    1. A floor, including the floor of a mezzanine or balcony
    2. The surface of a bridge
    3. A roof while formwork is in place
    4. A scaffold platform or other work platform, runway or ramp.

      [s. 26.3(1)] – 154 orders or 3.6% of the total orders and requirements issued

  • failure of an employer to use at a project a portable ladder manufactured to meet the design, performance, test and marking requirements of a Grade 1, Grade 1A or Grade 1AA ladder in the CSA Standard Z11-12, Portable Ladders [s.80(1)] – 116 orders or 2.7% of the total orders and requirements issued
  • failure of an employer to protect a worker by the highest ranked fall protection method that is practicable - in accordance to the ranking provided by the regulation, if it is not practicable to install a guardrail [ s.26.1(2)] – 115 orders or 2.7% of the total orders and requirements issued
  • failure of an employer to ensure stairs have a securely fastened and supported wooden handrail on the open sides of each flight [s. 77(2)(e)] – 112 orders or 2.7% of the total orders and requirements issued
  • failure of a constructor to keep the completed notification form posted in a conspicuous place at a project or available at the project for review by a ministry inspector [s. 6(6)] – 111 orders or 2.6% of the total orders and requirements issued

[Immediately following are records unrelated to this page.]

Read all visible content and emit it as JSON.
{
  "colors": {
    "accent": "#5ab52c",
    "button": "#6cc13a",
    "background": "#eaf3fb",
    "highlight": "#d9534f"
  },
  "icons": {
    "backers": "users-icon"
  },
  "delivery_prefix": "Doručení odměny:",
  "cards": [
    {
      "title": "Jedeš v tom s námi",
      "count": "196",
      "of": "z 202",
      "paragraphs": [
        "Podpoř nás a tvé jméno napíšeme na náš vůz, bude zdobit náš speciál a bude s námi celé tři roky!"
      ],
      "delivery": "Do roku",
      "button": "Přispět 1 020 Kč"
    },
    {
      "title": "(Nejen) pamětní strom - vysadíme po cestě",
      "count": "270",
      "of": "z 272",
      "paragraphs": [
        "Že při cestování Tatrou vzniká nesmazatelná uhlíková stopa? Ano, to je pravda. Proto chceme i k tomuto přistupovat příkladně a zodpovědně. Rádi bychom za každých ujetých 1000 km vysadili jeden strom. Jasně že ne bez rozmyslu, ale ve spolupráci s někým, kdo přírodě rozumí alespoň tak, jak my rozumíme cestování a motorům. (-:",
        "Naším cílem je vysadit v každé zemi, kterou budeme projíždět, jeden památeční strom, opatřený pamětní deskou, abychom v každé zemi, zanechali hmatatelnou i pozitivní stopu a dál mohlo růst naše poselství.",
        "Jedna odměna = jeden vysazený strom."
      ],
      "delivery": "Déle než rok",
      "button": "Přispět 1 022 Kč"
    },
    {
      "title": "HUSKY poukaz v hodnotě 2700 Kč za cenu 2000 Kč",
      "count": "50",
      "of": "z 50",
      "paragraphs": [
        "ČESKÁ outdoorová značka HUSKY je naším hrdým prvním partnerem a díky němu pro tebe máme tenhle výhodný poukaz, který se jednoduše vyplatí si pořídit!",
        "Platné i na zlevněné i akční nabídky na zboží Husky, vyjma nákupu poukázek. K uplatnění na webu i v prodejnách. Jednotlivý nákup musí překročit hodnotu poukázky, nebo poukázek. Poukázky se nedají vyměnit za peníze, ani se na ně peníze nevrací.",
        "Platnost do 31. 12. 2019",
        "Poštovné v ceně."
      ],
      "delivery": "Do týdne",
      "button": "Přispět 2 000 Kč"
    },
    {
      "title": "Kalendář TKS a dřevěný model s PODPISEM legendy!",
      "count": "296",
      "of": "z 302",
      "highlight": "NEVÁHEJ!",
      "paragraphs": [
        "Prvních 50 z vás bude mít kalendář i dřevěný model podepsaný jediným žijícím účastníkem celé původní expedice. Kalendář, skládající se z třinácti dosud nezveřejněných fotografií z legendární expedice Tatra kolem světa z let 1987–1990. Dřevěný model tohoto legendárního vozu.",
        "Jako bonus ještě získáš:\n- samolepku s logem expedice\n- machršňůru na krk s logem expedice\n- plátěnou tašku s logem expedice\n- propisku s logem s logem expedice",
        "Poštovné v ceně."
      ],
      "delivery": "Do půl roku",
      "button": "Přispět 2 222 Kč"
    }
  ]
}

Non-compliance

Although the single highest percentage of orders was directed at the requirement for head protection (430 orders or 10.2%, traditionally an area of low compliance on residential construction projects), non-compliance with measures and procedures (including some for ladders) intended to prevent or mitigate falls resulted in a total of 683 orders. This represented 16.2% of all orders issued. Overall, 549 orders (13%) were issued where the contraventions posed an immediate danger or hazard to the health or safety of a worker (and compliance could not be achieved immediately), resulting in 352 stop work orders.

Conclusion and next steps

Residential construction projects are an ongoing concern for the Ministry of Labour. Failure to comply with fall protection requirements continues to put workers at risk of critical injuries and death.

One of the OHSA’s primary purposes is to facilitate a strong internal responsibility system (IRS) in the workplace. To this end, the OHSA lays out the duties of employers, supervisors, workers, constructors and workplace owners. Workplace parties’ compliance with their respective statutory duties is essential to the establishment of a strong IRS and control of hazards in the workplace. To this end, all workplace parties need to improve their understanding of their OHSA duties and responsibilities to work together to ensure a healthy and safe workplace. All workplace parties – employers, supervisors, workers, Joint Health and Safety Committees and health and safety representatives – must continue to work together to identify and control falls hazards.

The ministry will continue to raise awareness of hazards on residential construction projects in Ontario.


Footnotes

  • footnote[1] Back to paragraph Activities in which professional services staff (e.g. a hygienist, ergonomist, engineer, etc.) or another inspector accompanies an inspector on a field visit to provide professional support and/or expertise.
Updated: July 05, 2021
Published: April 23, 2018